  • Consistency in global-scale storage systems: We offer several projects in the context of storage systems, ranging from implementation of social applications (similar to Retwis, or ShareJS) to recommender systems, static content storage services (à la Facebook's Haystack), or experimenting with well-known cloud serving benchmarks (such as YCSB); please contact Adi Seredinschi or Karolos Antoniadis for further information.

Semester Projects

If the subject of a Master Project interests you as a Semester Project, please contact the supervisor of the Master Project to see if it can be considered for a Semester Project.

EPFL I&C duration, credits and workload information are available here. Don't hesitate to contact the project supervisor if you want to complete your Semester Project outside the regular semester period.

Collaborative Projects

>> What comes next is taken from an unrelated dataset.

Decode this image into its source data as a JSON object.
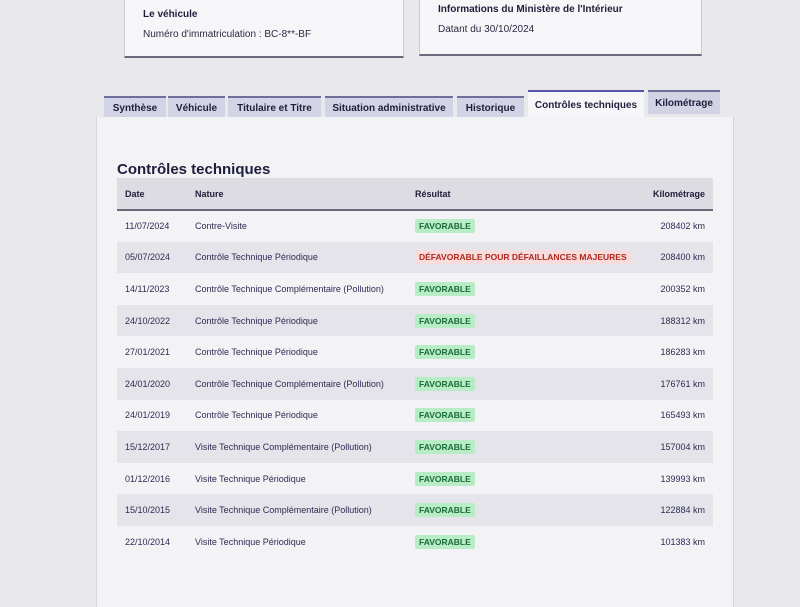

The lab is also collaborating with the industry and other labs at EPFL to offer interesting student projects motivated from real-world problems. With LARA and Interchain Foundation we have several projects:

  1. AT2: Integration of an asynchronous (consensus-less) payment system in the Cosmos Hub.
  2. Interblockchain Communication (IBC): Protocols description (and optional implementation) for enabling the inter-operation of independent blockchain applications.
  3. Stainless: Implementation of Tendermint modules (consensus, mempool, fast sync) using Stainless and Scala.
  4. Prusti: Implementation of Tendermint modules (consensus, mempool, fast sync) using Prusti and the Rust programming language.
  5. Mempool performance analysis and algorithm improvement.
  6. Adversarial engineering: Experimental evaluation of Tendermint in adversarial settings (e.g., in the style of Jepsen).
  7. Testing: Generation of tests out of specifications (TLA+ or Stainless) for the consensus module of Tendermint.
  8. Facebook Libra comparative research: Comparative analysis of consensus algorithms, specifically, between HotStuff (the consensus algorithm underlying Facebook's Libra) and Tendermint consensus.

Contact Adi Seredinschi (INR 327) if interested in learning more about these projects.